It seems as though we still can’t hit the ceiling on better control schemes for 3D Printers. Input Shaping is the latest technique to land on our radar, a form of resonance compensation that all but eliminates the ghosting (aka: vertical ringing) artifacts we see on the walls of printed parts. While the technique has been around for decades, only recently did [Dmitry Butyugin] both apply it to 3D printer control and merge their hard work into the open source firmware package Klipper. Once tuned, the results are simply astonishing–especially since this scheme can augment the print quality of even the most budget printer.
Assuming your 3D printer isn’t infinitely stiff, when your nozzle moves from point to point or changes direction, it vibrates in response to having its speed altered. The result is that the nozzle wobbles along the ideal path it’s trying to track. The result is ghosting, an aesthetic blemish that looks like vertical waves on the sides of your printed part.

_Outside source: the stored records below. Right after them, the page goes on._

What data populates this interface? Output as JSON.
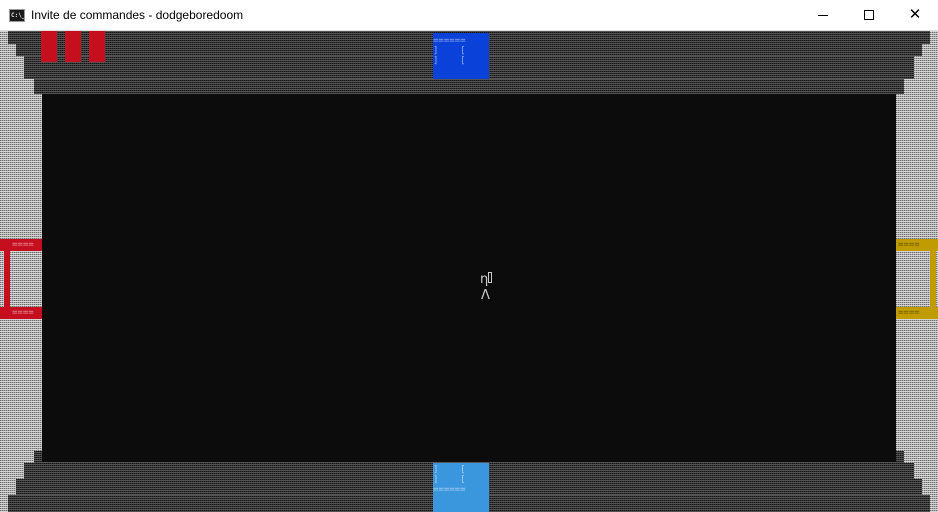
{
  "window": {
    "icon": "console-icon",
    "icon_text": "C:\\_",
    "title": "Invite de commandes - dodgeboredoom",
    "controls": {
      "minimize": "minimize-icon",
      "maximize": "maximize-icon",
      "close": "close-icon",
      "close_glyph": "✕"
    }
  },
  "game": {
    "player": {
      "head": "η",
      "body": "Λ"
    },
    "lives": 3,
    "doors": {
      "top": {
        "color": "#0a41d8",
        "glyph": "======\n]    [\n]    ["
      },
      "bottom": {
        "color": "#3a96dd",
        "glyph": "]    [\n]    [\n======"
      },
      "left": {
        "color": "#c50f1f",
        "glyph": "===="
      },
      "right": {
        "color": "#c19c00",
        "glyph": "===="
      }
    },
    "colors": {
      "background": "#0c0c0c",
      "wall_light": "#a8a8a8",
      "wall_dark": "#2f2f2f",
      "life": "#c50f1f"
    }
  }
}
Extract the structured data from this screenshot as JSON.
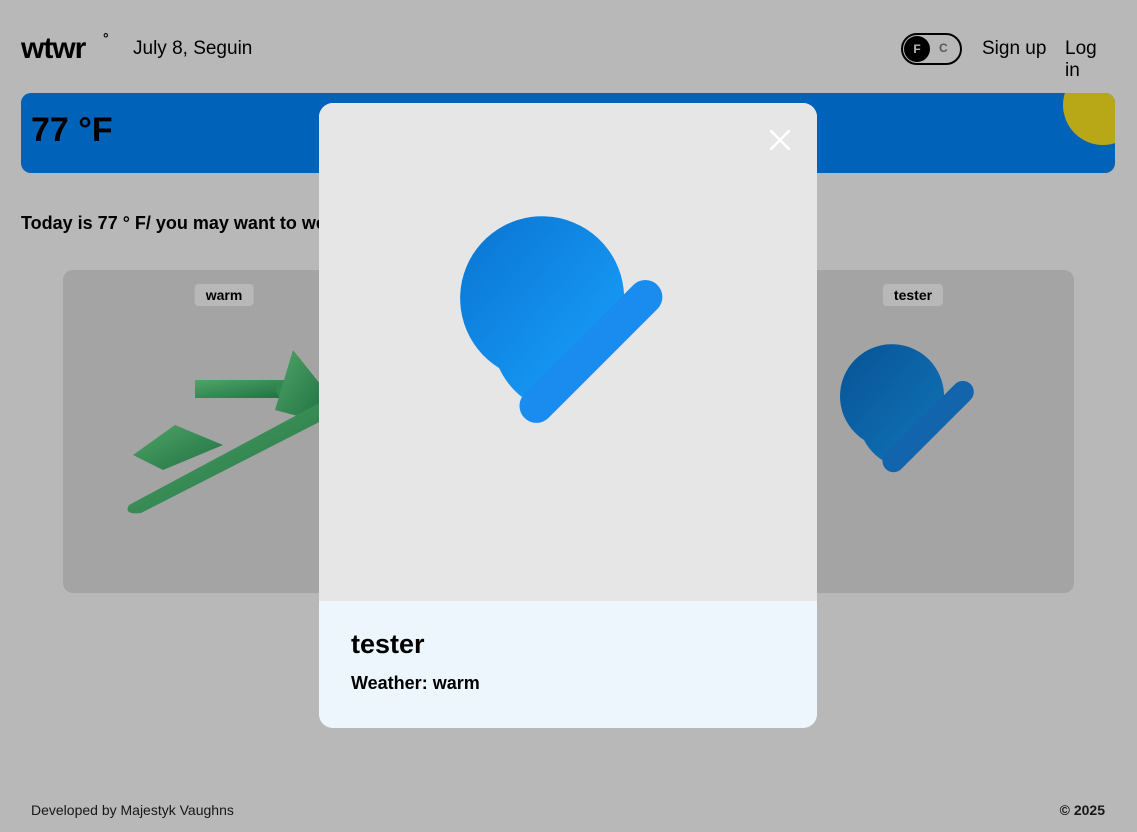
{
  "header": {
    "logo": "wtwr",
    "logo_degree": "°",
    "date_location": "July 8, Seguin",
    "unit_toggle": {
      "active": "F",
      "inactive": "C"
    },
    "signup_label": "Sign up",
    "login_label": "Log in"
  },
  "weather": {
    "temperature": "77 °F",
    "today_text": "Today is 77 ° F/ you may want to we",
    "colors": {
      "banner": "#0088ff",
      "sun": "#ffe81f"
    }
  },
  "cards": [
    {
      "tag": "warm",
      "icon": "sandal-icon"
    },
    {
      "tag": "tester",
      "icon": "beanie-hat-icon"
    }
  ],
  "modal": {
    "title": "tester",
    "weather_label": "Weather:",
    "weather_value": "warm",
    "icon": "beanie-hat-icon",
    "close_icon": "close-icon"
  },
  "footer": {
    "credit": "Developed by Majestyk Vaughns",
    "copyright": "© 2025"
  }
}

Input Shaping is a feed-forward controls technique for cancelling the mechanical vibrations that create ghosting. The idea is that, if we wanted to move the machine from point to point, we send it two impulses. The first impulse kicks the machine into moving and the second impulse follows up at a precise time to cancel the vibrations we would see when the machine comes to a stop. Albeit, moving any machine by sending it two impulses is pretty crude, so we take these impulses, adjust their amplitudes so that they sum to 1, and convolve them with a control input signal that we’d actually like to send it. The result is that the resonance cancellation part of the signal seamlessly “mixes” into the control input signal, and the machine moves from point to point with significantly less vibration at the end of the travel move. For more info on the maths behind this process, have a look at the first four pages of this paper from [Singh and Singhose].
The only hiccup is that you need to do some up-front system characterization of your 3D Printer running Klipper before you can take advantage of this technique. Thankfully the Klipper update comes with a set of step-by-step instructions for characterizing your machine up-front. After a couple test prints to measure the periodicity of your ringing, you can simply apply your measurement results to your config file, and you’re set.
Input Shaping is a prime example of “just wrap a computer around it!“–fixing hardware by characterizing and cancelling unwanted behaviors with software. If you’re hungry for more clever, characterized hardware control schemes, look no further than this Anti-Cogging algorithm for BLDC Motors. And for a video walkthrough of the Klipper implementation, have a look at [eddietheengineer]’s breakdown after the break.
Does your 3D Printer run Klipper? We’d love to see some of your Input Shaping results in the comments.